• [REQUIRED ACTION] Reproduce each entry below exactly as it appears.
Top of DATA EXTRACTS
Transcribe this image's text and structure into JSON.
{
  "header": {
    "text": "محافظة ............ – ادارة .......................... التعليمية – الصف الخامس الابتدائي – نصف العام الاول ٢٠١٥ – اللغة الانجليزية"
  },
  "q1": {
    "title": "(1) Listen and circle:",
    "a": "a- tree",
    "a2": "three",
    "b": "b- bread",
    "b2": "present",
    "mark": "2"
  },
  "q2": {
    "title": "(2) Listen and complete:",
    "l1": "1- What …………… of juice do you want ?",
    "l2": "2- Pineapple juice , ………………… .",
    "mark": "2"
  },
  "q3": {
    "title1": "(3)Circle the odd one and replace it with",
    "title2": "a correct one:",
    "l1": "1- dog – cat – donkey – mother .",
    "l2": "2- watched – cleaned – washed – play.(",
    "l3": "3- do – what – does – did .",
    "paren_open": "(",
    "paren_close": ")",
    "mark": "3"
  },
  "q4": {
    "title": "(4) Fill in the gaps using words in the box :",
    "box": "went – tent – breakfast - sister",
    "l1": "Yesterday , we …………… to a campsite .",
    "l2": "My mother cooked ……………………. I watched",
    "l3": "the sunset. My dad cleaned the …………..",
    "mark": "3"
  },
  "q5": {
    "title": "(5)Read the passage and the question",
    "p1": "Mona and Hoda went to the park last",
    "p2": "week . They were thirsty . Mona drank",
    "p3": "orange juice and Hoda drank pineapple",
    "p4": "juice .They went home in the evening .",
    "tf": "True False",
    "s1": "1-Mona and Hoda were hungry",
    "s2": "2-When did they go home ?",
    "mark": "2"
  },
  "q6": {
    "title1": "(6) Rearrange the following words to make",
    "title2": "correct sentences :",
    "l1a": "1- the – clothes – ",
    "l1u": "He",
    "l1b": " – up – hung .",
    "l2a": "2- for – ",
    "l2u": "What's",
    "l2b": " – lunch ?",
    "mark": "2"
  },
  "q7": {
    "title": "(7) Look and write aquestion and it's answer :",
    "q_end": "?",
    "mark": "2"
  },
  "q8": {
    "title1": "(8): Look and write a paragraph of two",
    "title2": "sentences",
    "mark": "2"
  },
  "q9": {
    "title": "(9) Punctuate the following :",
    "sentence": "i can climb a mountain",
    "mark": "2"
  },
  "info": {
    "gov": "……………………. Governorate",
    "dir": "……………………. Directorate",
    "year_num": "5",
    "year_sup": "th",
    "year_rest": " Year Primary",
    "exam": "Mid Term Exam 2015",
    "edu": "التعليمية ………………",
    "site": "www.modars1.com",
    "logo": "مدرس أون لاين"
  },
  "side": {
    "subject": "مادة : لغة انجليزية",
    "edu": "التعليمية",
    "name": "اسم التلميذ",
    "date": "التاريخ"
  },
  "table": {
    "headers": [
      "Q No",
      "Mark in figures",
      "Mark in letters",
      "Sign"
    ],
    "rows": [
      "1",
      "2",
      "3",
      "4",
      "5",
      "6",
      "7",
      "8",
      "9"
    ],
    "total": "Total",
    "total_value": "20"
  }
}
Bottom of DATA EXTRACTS
• [EXPECTED ANSWER]
Transcribe this image's text and structure into JSON.
{
  "header": {
    "text": "محافظة ............ – ادارة .......................... التعليمية – الصف الخامس الابتدائي – نصف العام الاول ٢٠١٥ – اللغة الانجليزية"
  },
  "q1": {
    "title": "(1) Listen and circle:",
    "a": "a- tree",
    "a2": "three",
    "b": "b- bread",
    "b2": "present",
    "mark": "2"
  },
  "q2": {
    "title": "(2) Listen and complete:",
    "l1": "1- What …………… of juice do you want ?",
    "l2": "2- Pineapple juice , ………………… .",
    "mark": "2"
  },
  "q3": {
    "title1": "(3)Circle the odd one and replace it with",
    "title2": "a correct one:",
    "l1": "1- dog – cat – donkey – mother .",
    "l2": "2- watched – cleaned – washed – play.(",
    "l3": "3- do – what – does – did .",
    "paren_open": "(",
    "paren_close": ")",
    "mark": "3"
  },
  "q4": {
    "title": "(4) Fill in the gaps using words in the box :",
    "box": "went – tent – breakfast - sister",
    "l1": "Yesterday , we …………… to a campsite .",
    "l2": "My mother cooked ……………………. I watched",
    "l3": "the sunset. My dad cleaned the …………..",
    "mark": "3"
  },
  "q5": {
    "title": "(5)Read the passage and the question",
    "p1": "Mona and Hoda went to the park last",
    "p2": "week . They were thirsty . Mona drank",
    "p3": "orange juice and Hoda drank pineapple",
    "p4": "juice .They went home in the evening .",
    "tf": "True False",
    "s1": "1-Mona and Hoda were hungry",
    "s2": "2-When did they go home ?",
    "mark": "2"
  },
  "q6": {
    "title1": "(6) Rearrange the following words to make",
    "title2": "correct sentences :",
    "l1a": "1- the – clothes – ",
    "l1u": "He",
    "l1b": " – up – hung .",
    "l2a": "2- for – ",
    "l2u": "What's",
    "l2b": " – lunch ?",
    "mark": "2"
  },
  "q7": {
    "title": "(7) Look and write aquestion and it's answer :",
    "q_end": "?",
    "mark": "2"
  },
  "q8": {
    "title1": "(8): Look and write a paragraph of two",
    "title2": "sentences",
    "mark": "2"
  },
  "q9": {
    "title": "(9) Punctuate the following :",
    "sentence": "i can climb a mountain",
    "mark": "2"
  },
  "info": {
    "gov": "……………………. Governorate",
    "dir": "……………………. Directorate",
    "year_num": "5",
    "year_sup": "th",
    "year_rest": " Year Primary",
    "exam": "Mid Term Exam 2015",
    "edu": "التعليمية ………………",
    "site": "www.modars1.com",
    "logo": "مدرس أون لاين"
  },
  "side": {
    "subject": "مادة : لغة انجليزية",
    "edu": "التعليمية",
    "name": "اسم التلميذ",
    "date": "التاريخ"
  },
  "table": {
    "headers": [
      "Q No",
      "Mark in figures",
      "Mark in letters",
      "Sign"
    ],
    "rows": [
      "1",
      "2",
      "3",
      "4",
      "5",
      "6",
      "7",
      "8",
      "9"
    ],
    "total": "Total",
    "total_value": "20"
  }
}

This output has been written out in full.